As a last point, let’s note the extent of the Newfoundland and Labrador tuition subsidy both in absolute terms and in relative ones. Students attending Memorial University today are paying roughly the same as students when the tuition freeze started more than a decade ago. The impact of inflation has functionally reduced the cost of education to them today to about half of what it was initially, in real terms. Thus, frozen tuition is delivering an even greater relative impact to current students compared to former ones and that’s without considering the different economic situation in the country today versus a decade or so ago.
Subsidizing Other Provinces
To give a sense of how big the subsidy is and who is benefitting, consider these 2009 calculations that came from one reader, based on information in a 2009 Telegram article. SRBP has updated them to current figures.
Memorial University subsidized tuition is available to all Canadian students. The number of students at MUN from Nova Scotia grew by more than 1,000% between 1997 and 2009. Macleans.ca reported that in 2010, MUN hosted 2.342 students from across Canada compared to a mere 137 in 1997.

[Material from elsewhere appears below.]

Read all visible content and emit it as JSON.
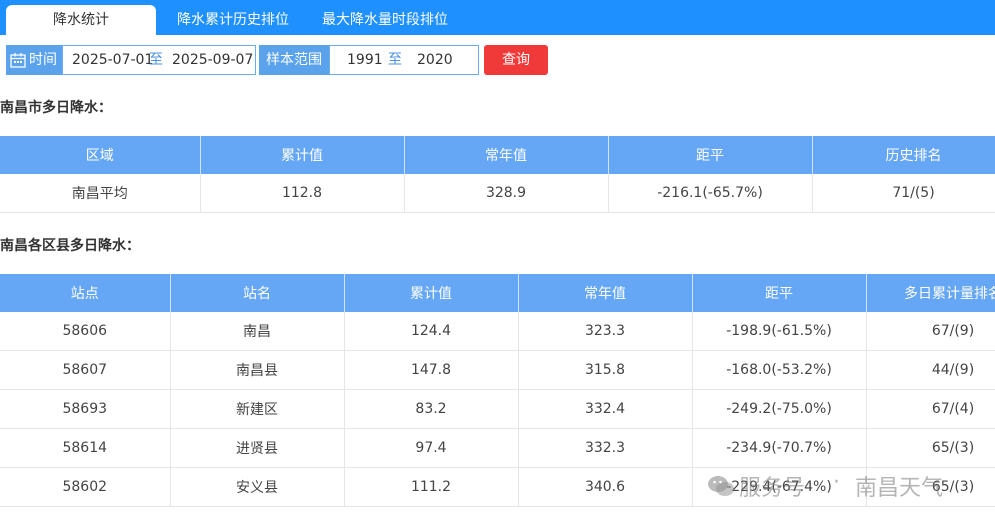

Memorial University’s current Canadian tuition is $2,550 for two semesters. According to the 2009 information that represents about 20 to 25% of the actual cost of delivering the student’s education. That puts the actual cost between $10,200 (25%) and $12,750 (20%). If we take the subsidy at the 25% level, that means that Newfoundland and Labrador taxpayers are spending about $18 million a year so that out-of-province students can receive a cheap education. Nova Scotians are the largest single group of out-of-province students at Memorial.
The next step will be to look at the policy implications of all this for Newfoundland and Labrador. It’s pretty clear from the information in this post, though, that, as the senate committee concluded, there is no evidence to believe decreasing tuition fees would increase university participation especially among low and fixed income individuals. What’s more, if we look at other evidence, there’s no reason to believe that higher tuition fees would - in and of themselves - reduce participation at universities generally or even among students from low and fixed income families. That concisely demolishes one of the main claims by proponents of frozen or free tuition.
What’s more, the available evidence indicates that participation rates for low and fixed income individuals are influenced by factors other than tuition. Academic achievement in grade schools has a greater influence than tuition fees in not only whether individuals will go to university or college in the first place (participation) but also how well they perform or whether they will complete a given program.